+++ Recorded data +++

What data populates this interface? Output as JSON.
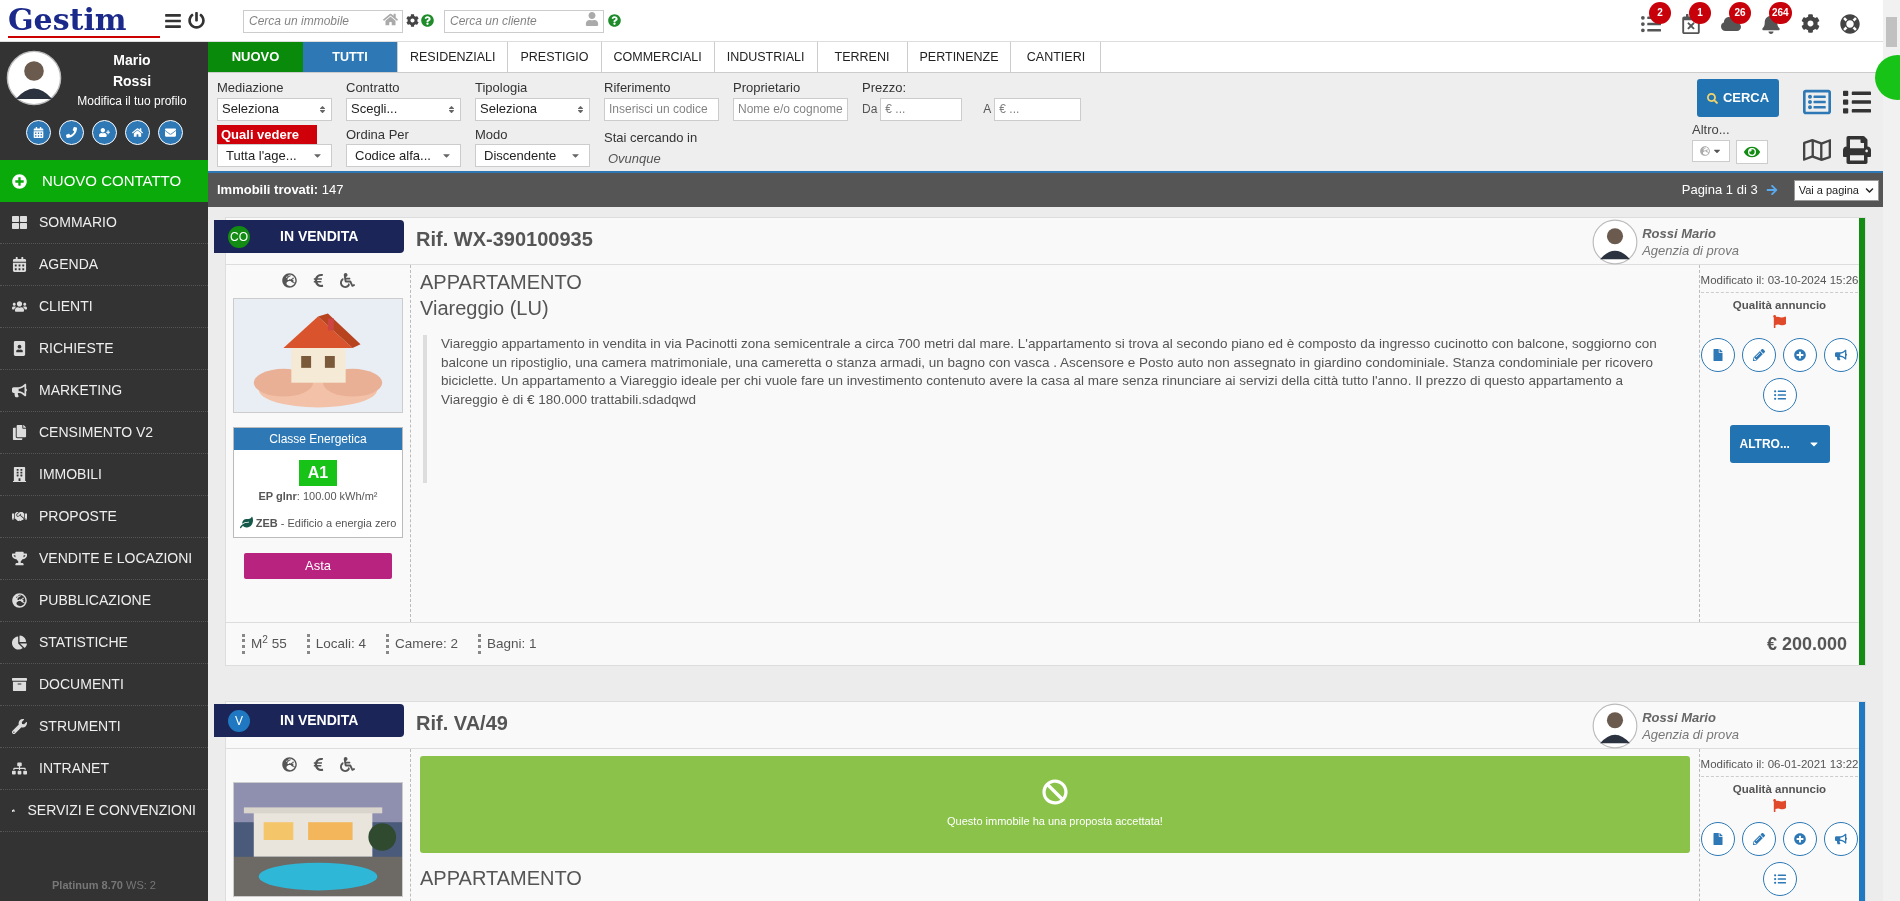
{
  "logo": "Gestim",
  "header": {
    "search_property": {
      "placeholder": "Cerca un immobile"
    },
    "search_client": {
      "placeholder": "Cerca un cliente"
    },
    "notifications": [
      {
        "count": "2"
      },
      {
        "count": "1"
      },
      {
        "count": "26"
      },
      {
        "count": "264"
      }
    ]
  },
  "user": {
    "first_name": "Mario",
    "last_name": "Rossi",
    "profile_link": "Modifica il tuo profilo"
  },
  "sidebar": {
    "new_contact": "NUOVO CONTATTO",
    "items": [
      {
        "label": "SOMMARIO",
        "selected": false
      },
      {
        "label": "AGENDA",
        "selected": false
      },
      {
        "label": "CLIENTI",
        "selected": false
      },
      {
        "label": "RICHIESTE",
        "selected": false
      },
      {
        "label": "MARKETING",
        "selected": false
      },
      {
        "label": "CENSIMENTO V2",
        "selected": false
      },
      {
        "label": "IMMOBILI",
        "selected": false
      },
      {
        "label": "PROPOSTE",
        "selected": false
      },
      {
        "label": "VENDITE E LOCAZIONI",
        "selected": false
      },
      {
        "label": "PUBBLICAZIONE",
        "selected": false
      },
      {
        "label": "STATISTICHE",
        "selected": false
      },
      {
        "label": "DOCUMENTI",
        "selected": false
      },
      {
        "label": "STRUMENTI",
        "selected": false
      },
      {
        "label": "INTRANET",
        "selected": false
      },
      {
        "label": "SERVIZI E CONVENZIONI",
        "selected": false
      }
    ],
    "version": "Platinum 8.70",
    "ws": "WS: 2"
  },
  "new_button": "NUOVO",
  "tabs": [
    {
      "label": "TUTTI",
      "selected": true
    },
    {
      "label": "RESIDENZIALI",
      "selected": false
    },
    {
      "label": "PRESTIGIO",
      "selected": false
    },
    {
      "label": "COMMERCIALI",
      "selected": false
    },
    {
      "label": "INDUSTRIALI",
      "selected": false
    },
    {
      "label": "TERRENI",
      "selected": false
    },
    {
      "label": "PERTINENZE",
      "selected": false
    },
    {
      "label": "CANTIERI",
      "selected": false
    }
  ],
  "filters": {
    "row1": [
      {
        "kind": "select",
        "label": "Mediazione",
        "value": "Seleziona"
      },
      {
        "kind": "select",
        "label": "Contratto",
        "value": "Scegli..."
      },
      {
        "kind": "select",
        "label": "Tipologia",
        "value": "Seleziona"
      },
      {
        "kind": "input",
        "label": "Riferimento",
        "placeholder": "Inserisci un codice"
      },
      {
        "kind": "input",
        "label": "Proprietario",
        "placeholder": "Nome e/o cognome"
      }
    ],
    "price": {
      "label": "Prezzo:",
      "from_label": "Da",
      "from_placeholder": "€ ...",
      "to_label": "A",
      "to_placeholder": "€ ..."
    },
    "row2": [
      {
        "kind": "dropdown",
        "label": "Quali vedere",
        "highlight": true,
        "value": "Tutta l'age..."
      },
      {
        "kind": "dropdown",
        "label": "Ordina Per",
        "highlight": false,
        "value": "Codice alfa..."
      },
      {
        "kind": "dropdown",
        "label": "Modo",
        "highlight": false,
        "value": "Discendente"
      },
      {
        "kind": "text",
        "label": "Stai cercando in",
        "value": "Ovunque"
      }
    ],
    "search_button": "CERCA",
    "more_label": "Altro..."
  },
  "results": {
    "label": "Immobili trovati:",
    "count": "147",
    "page": "Pagina 1 di 3",
    "goto": "Vai a pagina"
  },
  "listings": [
    {
      "badge": "CO",
      "color": "#128c12",
      "status": "IN VENDITA",
      "ref": "Rif. WX-390100935",
      "agent": "Rossi Mario",
      "agency": "Agenzia di prova",
      "type": "APPARTAMENTO",
      "city": "Viareggio (LU)",
      "description": "Viareggio appartamento in vendita in via Pacinotti zona semicentrale a circa 700 metri dal mare. L'appartamento si trova al secondo piano ed è composto da ingresso cucinotto con balcone, soggiorno con balcone un ripostiglio, una camera matrimoniale, una cameretta o stanza armadi, un bagno con vasca . Ascensore e Posto auto non assegnato in giardino condominiale. Stanza condominiale per ricovero biciclette. Un appartamento a Viareggio ideale per chi vuole fare un investimento contenuto avere la casa al mare senza rinunciare ai servizi della città tutto l'anno. Il prezzo di questo appartamento a Viareggio è di € 180.000 trattabili.sdadqwd",
      "energy": {
        "title": "Classe Energetica",
        "class": "A1",
        "ep_label": "EP glnr",
        "ep_value": ": 100.00 kWh/m²",
        "zeb_label": "ZEB",
        "zeb_text": " - Edificio a energia zero"
      },
      "auction": "Asta",
      "features": [
        "M$^{2}$ 55",
        "Locali: 4",
        "Camere: 2",
        "Bagni: 1"
      ],
      "price": "€ 200.000",
      "modified": "Modificato il: 03-10-2024 15:26",
      "quality_label": "Qualità annuncio",
      "more_button": "ALTRO..."
    },
    {
      "badge": "V",
      "color": "#1f78c1",
      "status": "IN VENDITA",
      "ref": "Rif. VA/49",
      "agent": "Rossi Mario",
      "agency": "Agenzia di prova",
      "type": "APPARTAMENTO",
      "notice": "Questo immobile ha una proposta accettata!",
      "modified": "Modificato il: 06-01-2021 13:22",
      "quality_label": "Qualità annuncio"
    }
  ]
}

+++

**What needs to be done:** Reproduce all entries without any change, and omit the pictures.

**Written response:**
What data populates this interface? Output as JSON.
{
  "logo": "Gestim",
  "header": {
    "search_property": {
      "placeholder": "Cerca un immobile"
    },
    "search_client": {
      "placeholder": "Cerca un cliente"
    },
    "notifications": [
      {
        "count": "2"
      },
      {
        "count": "1"
      },
      {
        "count": "26"
      },
      {
        "count": "264"
      }
    ]
  },
  "user": {
    "first_name": "Mario",
    "last_name": "Rossi",
    "profile_link": "Modifica il tuo profilo"
  },
  "sidebar": {
    "new_contact": "NUOVO CONTATTO",
    "items": [
      {
        "label": "SOMMARIO",
        "selected": false
      },
      {
        "label": "AGENDA",
        "selected": false
      },
      {
        "label": "CLIENTI",
        "selected": false
      },
      {
        "label": "RICHIESTE",
        "selected": false
      },
      {
        "label": "MARKETING",
        "selected": false
      },
      {
        "label": "CENSIMENTO V2",
        "selected": false
      },
      {
        "label": "IMMOBILI",
        "selected": false
      },
      {
        "label": "PROPOSTE",
        "selected": false
      },
      {
        "label": "VENDITE E LOCAZIONI",
        "selected": false
      },
      {
        "label": "PUBBLICAZIONE",
        "selected": false
      },
      {
        "label": "STATISTICHE",
        "selected": false
      },
      {
        "label": "DOCUMENTI",
        "selected": false
      },
      {
        "label": "STRUMENTI",
        "selected": false
      },
      {
        "label": "INTRANET",
        "selected": false
      },
      {
        "label": "SERVIZI E CONVENZIONI",
        "selected": false
      }
    ],
    "version": "Platinum 8.70",
    "ws": "WS: 2"
  },
  "new_button": "NUOVO",
  "tabs": [
    {
      "label": "TUTTI",
      "selected": true
    },
    {
      "label": "RESIDENZIALI",
      "selected": false
    },
    {
      "label": "PRESTIGIO",
      "selected": false
    },
    {
      "label": "COMMERCIALI",
      "selected": false
    },
    {
      "label": "INDUSTRIALI",
      "selected": false
    },
    {
      "label": "TERRENI",
      "selected": false
    },
    {
      "label": "PERTINENZE",
      "selected": false
    },
    {
      "label": "CANTIERI",
      "selected": false
    }
  ],
  "filters": {
    "row1": [
      {
        "kind": "select",
        "label": "Mediazione",
        "value": "Seleziona"
      },
      {
        "kind": "select",
        "label": "Contratto",
        "value": "Scegli..."
      },
      {
        "kind": "select",
        "label": "Tipologia",
        "value": "Seleziona"
      },
      {
        "kind": "input",
        "label": "Riferimento",
        "placeholder": "Inserisci un codice"
      },
      {
        "kind": "input",
        "label": "Proprietario",
        "placeholder": "Nome e/o cognome"
      }
    ],
    "price": {
      "label": "Prezzo:",
      "from_label": "Da",
      "from_placeholder": "€ ...",
      "to_label": "A",
      "to_placeholder": "€ ..."
    },
    "row2": [
      {
        "kind": "dropdown",
        "label": "Quali vedere",
        "highlight": true,
        "value": "Tutta l'age..."
      },
      {
        "kind": "dropdown",
        "label": "Ordina Per",
        "highlight": false,
        "value": "Codice alfa..."
      },
      {
        "kind": "dropdown",
        "label": "Modo",
        "highlight": false,
        "value": "Discendente"
      },
      {
        "kind": "text",
        "label": "Stai cercando in",
        "value": "Ovunque"
      }
    ],
    "search_button": "CERCA",
    "more_label": "Altro..."
  },
  "results": {
    "label": "Immobili trovati:",
    "count": "147",
    "page": "Pagina 1 di 3",
    "goto": "Vai a pagina"
  },
  "listings": [
    {
      "badge": "CO",
      "color": "#128c12",
      "status": "IN VENDITA",
      "ref": "Rif. WX-390100935",
      "agent": "Rossi Mario",
      "agency": "Agenzia di prova",
      "type": "APPARTAMENTO",
      "city": "Viareggio (LU)",
      "description": "Viareggio appartamento in vendita in via Pacinotti zona semicentrale a circa 700 metri dal mare. L'appartamento si trova al secondo piano ed è composto da ingresso cucinotto con balcone, soggiorno con balcone un ripostiglio, una camera matrimoniale, una cameretta o stanza armadi, un bagno con vasca . Ascensore e Posto auto non assegnato in giardino condominiale. Stanza condominiale per ricovero biciclette. Un appartamento a Viareggio ideale per chi vuole fare un investimento contenuto avere la casa al mare senza rinunciare ai servizi della città tutto l'anno. Il prezzo di questo appartamento a Viareggio è di € 180.000 trattabili.sdadqwd",
      "energy": {
        "title": "Classe Energetica",
        "class": "A1",
        "ep_label": "EP glnr",
        "ep_value": ": 100.00 kWh/m²",
        "zeb_label": "ZEB",
        "zeb_text": " - Edificio a energia zero"
      },
      "auction": "Asta",
      "features": [
        "M$^{2}$ 55",
        "Locali: 4",
        "Camere: 2",
        "Bagni: 1"
      ],
      "price": "€ 200.000",
      "modified": "Modificato il: 03-10-2024 15:26",
      "quality_label": "Qualità annuncio",
      "more_button": "ALTRO..."
    },
    {
      "badge": "V",
      "color": "#1f78c1",
      "status": "IN VENDITA",
      "ref": "Rif. VA/49",
      "agent": "Rossi Mario",
      "agency": "Agenzia di prova",
      "type": "APPARTAMENTO",
      "notice": "Questo immobile ha una proposta accettata!",
      "modified": "Modificato il: 06-01-2021 13:22",
      "quality_label": "Qualità annuncio"
    }
  ]
}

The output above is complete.